#### Exercise prompt
Copy, from the listing, every line in which the string "Configuración" is present.

#### Records provided

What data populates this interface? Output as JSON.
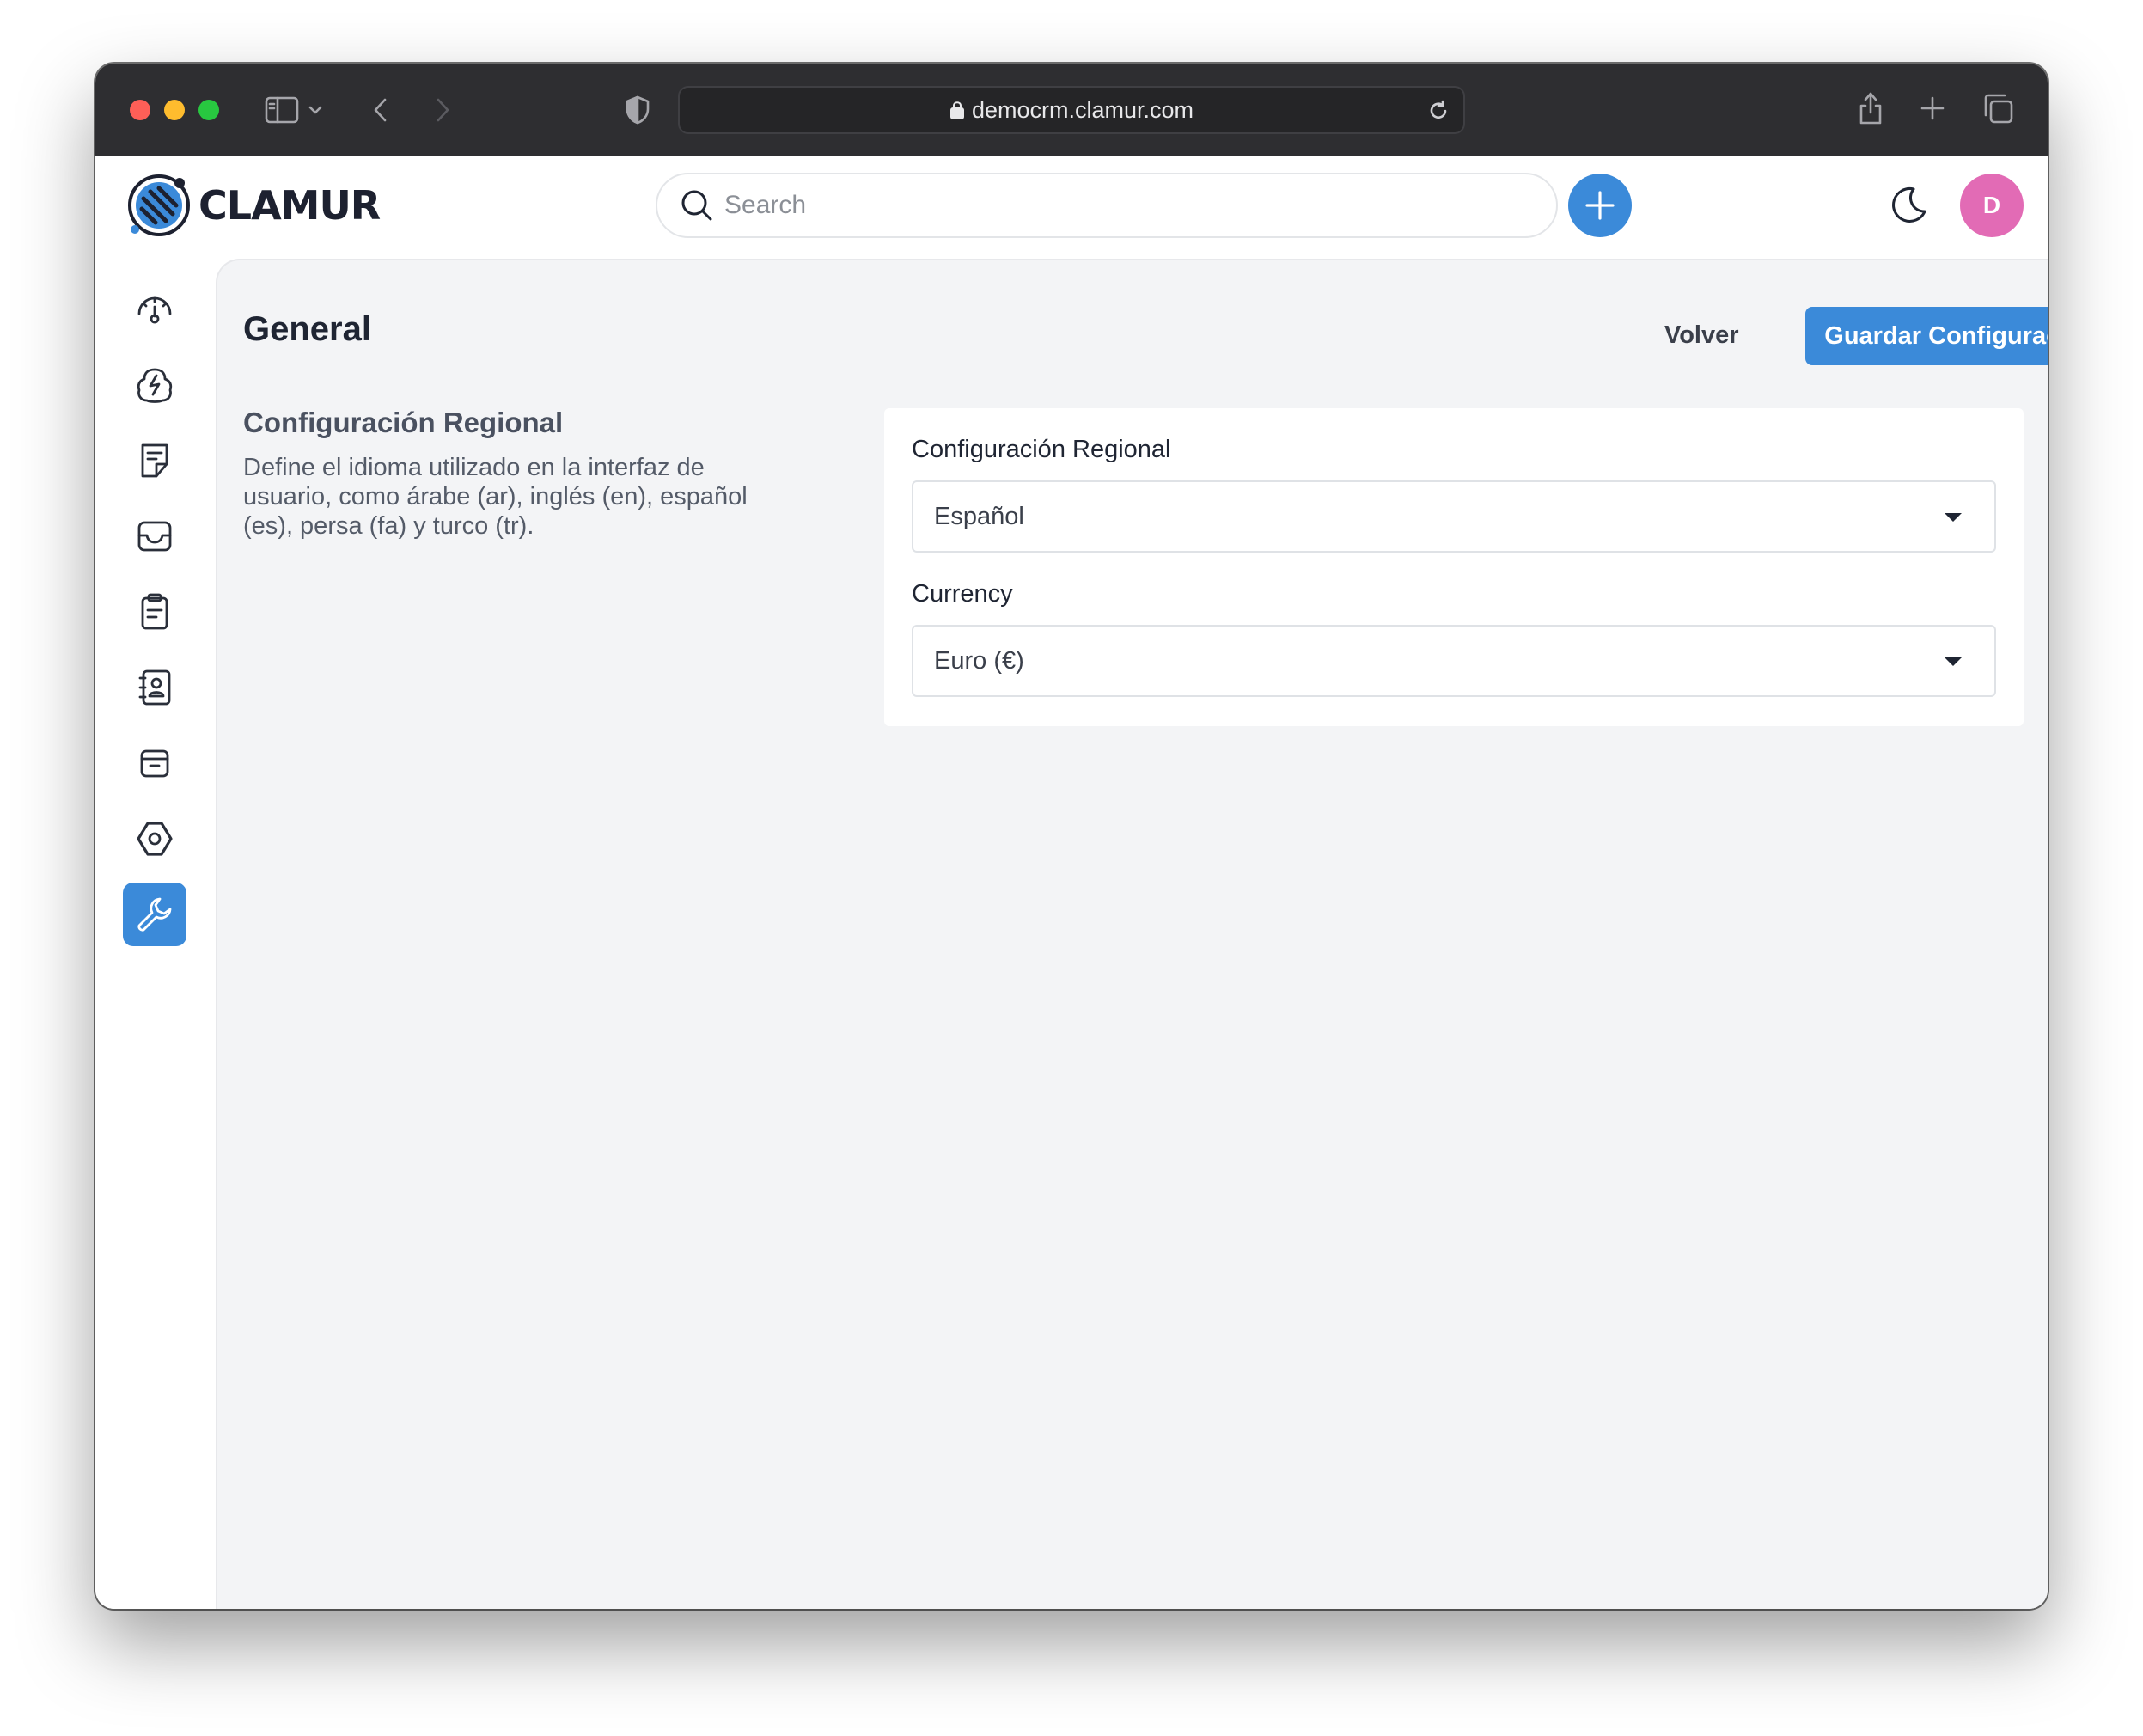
{
  "browser": {
    "url": "democrm.clamur.com"
  },
  "header": {
    "logo_text": "CLAMUR",
    "search_placeholder": "Search",
    "avatar_initial": "D"
  },
  "sidebar": {
    "items": [
      {
        "icon": "dashboard-gauge-icon",
        "active": false
      },
      {
        "icon": "activity-bolt-icon",
        "active": false
      },
      {
        "icon": "note-icon",
        "active": false
      },
      {
        "icon": "inbox-icon",
        "active": false
      },
      {
        "icon": "clipboard-icon",
        "active": false
      },
      {
        "icon": "contacts-book-icon",
        "active": false
      },
      {
        "icon": "archive-icon",
        "active": false
      },
      {
        "icon": "hexagon-settings-icon",
        "active": false
      },
      {
        "icon": "wrench-icon",
        "active": true
      }
    ]
  },
  "main": {
    "title": "General",
    "back_label": "Volver",
    "save_label": "Guardar Configuración",
    "section_title": "Configuración Regional",
    "section_description": "Define el idioma utilizado en la interfaz de usuario, como árabe (ar), inglés (en), español (es), persa (fa) y turco (tr).",
    "fields": {
      "locale": {
        "label": "Configuración Regional",
        "value": "Español"
      },
      "currency": {
        "label": "Currency",
        "value": "Euro (€)"
      }
    }
  },
  "colors": {
    "accent": "#3b8ad9",
    "avatar": "#e26bb5",
    "chrome": "#2e2e31",
    "main_bg": "#f3f4f6"
  }
}
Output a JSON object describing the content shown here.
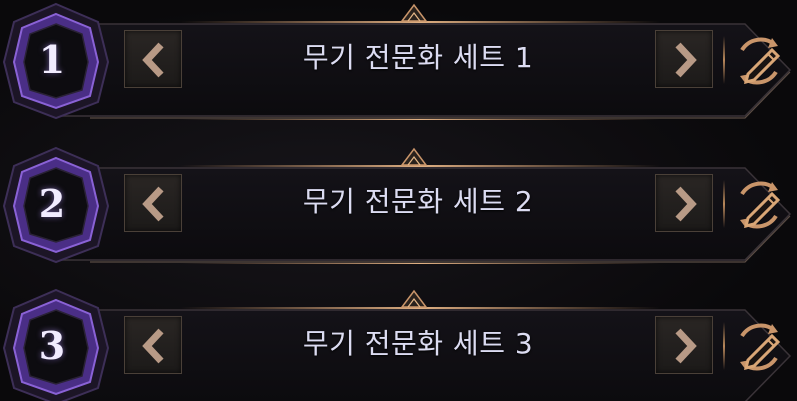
{
  "sets": [
    {
      "number": "1",
      "title": "무기 전문화 세트 1"
    },
    {
      "number": "2",
      "title": "무기 전문화 세트 2"
    },
    {
      "number": "3",
      "title": "무기 전문화 세트 3"
    }
  ],
  "icons": {
    "prev": "chevron-left-icon",
    "next": "chevron-right-icon",
    "edit": "pencil-swap-icon"
  },
  "colors": {
    "gold": "#c9956a",
    "badge_purple": "#6a3fb0",
    "title_text": "#dcdcf2"
  }
}
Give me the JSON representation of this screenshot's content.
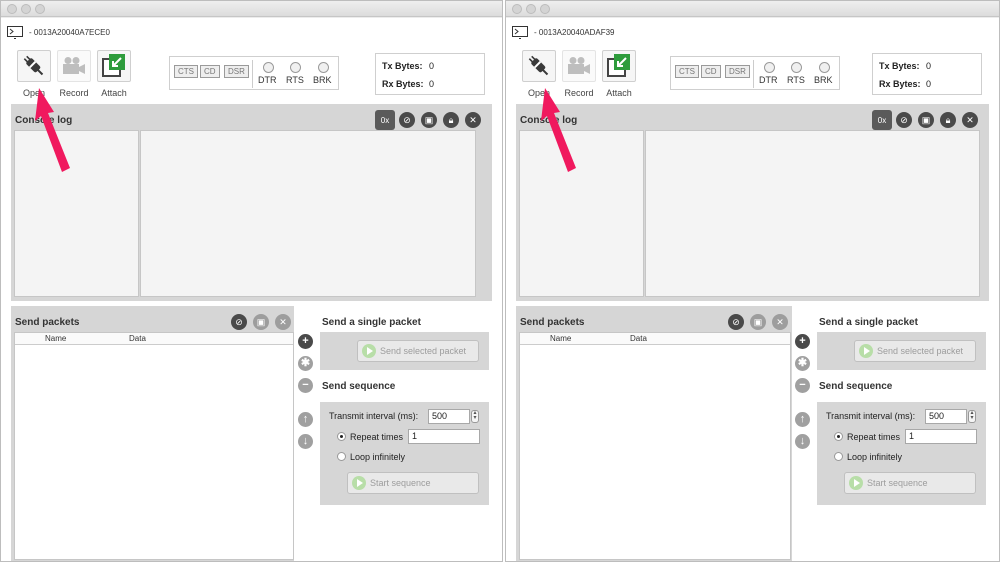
{
  "colors": {
    "accent_pink": "#f0195e",
    "play_green": "#b8dea8",
    "panel_gray": "#d6d6d6"
  },
  "windows": [
    {
      "id": "left",
      "device_title": "- 0013A20040A7ECE0",
      "toolbar": {
        "open_label": "Open",
        "record_label": "Record",
        "attach_label": "Attach",
        "lines": {
          "cts": "CTS",
          "cd": "CD",
          "dsr": "DSR",
          "dtr": "DTR",
          "rts": "RTS",
          "brk": "BRK"
        },
        "tx_label": "Tx Bytes:",
        "tx_value": "0",
        "rx_label": "Rx Bytes:",
        "rx_value": "0"
      },
      "console": {
        "title": "Console log",
        "hex_label": "0x"
      },
      "send_packets": {
        "title": "Send packets",
        "col_name": "Name",
        "col_data": "Data",
        "single_title": "Send a single packet",
        "send_selected": "Send selected packet",
        "sequence_title": "Send sequence",
        "interval_label": "Transmit interval (ms):",
        "interval_value": "500",
        "repeat_label": "Repeat times",
        "repeat_value": "1",
        "loop_label": "Loop infinitely",
        "start_label": "Start sequence"
      }
    },
    {
      "id": "right",
      "device_title": "- 0013A20040ADAF39",
      "toolbar": {
        "open_label": "Open",
        "record_label": "Record",
        "attach_label": "Attach",
        "lines": {
          "cts": "CTS",
          "cd": "CD",
          "dsr": "DSR",
          "dtr": "DTR",
          "rts": "RTS",
          "brk": "BRK"
        },
        "tx_label": "Tx Bytes:",
        "tx_value": "0",
        "rx_label": "Rx Bytes:",
        "rx_value": "0"
      },
      "console": {
        "title": "Console log",
        "hex_label": "0x"
      },
      "send_packets": {
        "title": "Send packets",
        "col_name": "Name",
        "col_data": "Data",
        "single_title": "Send a single packet",
        "send_selected": "Send selected packet",
        "sequence_title": "Send sequence",
        "interval_label": "Transmit interval (ms):",
        "interval_value": "500",
        "repeat_label": "Repeat times",
        "repeat_value": "1",
        "loop_label": "Loop infinitely",
        "start_label": "Start sequence"
      }
    }
  ]
}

#### Final answer
    "save_label": "Guardar Configuración",
    "section_title": "Configuración Regional",
        "label": "Configuración Regional",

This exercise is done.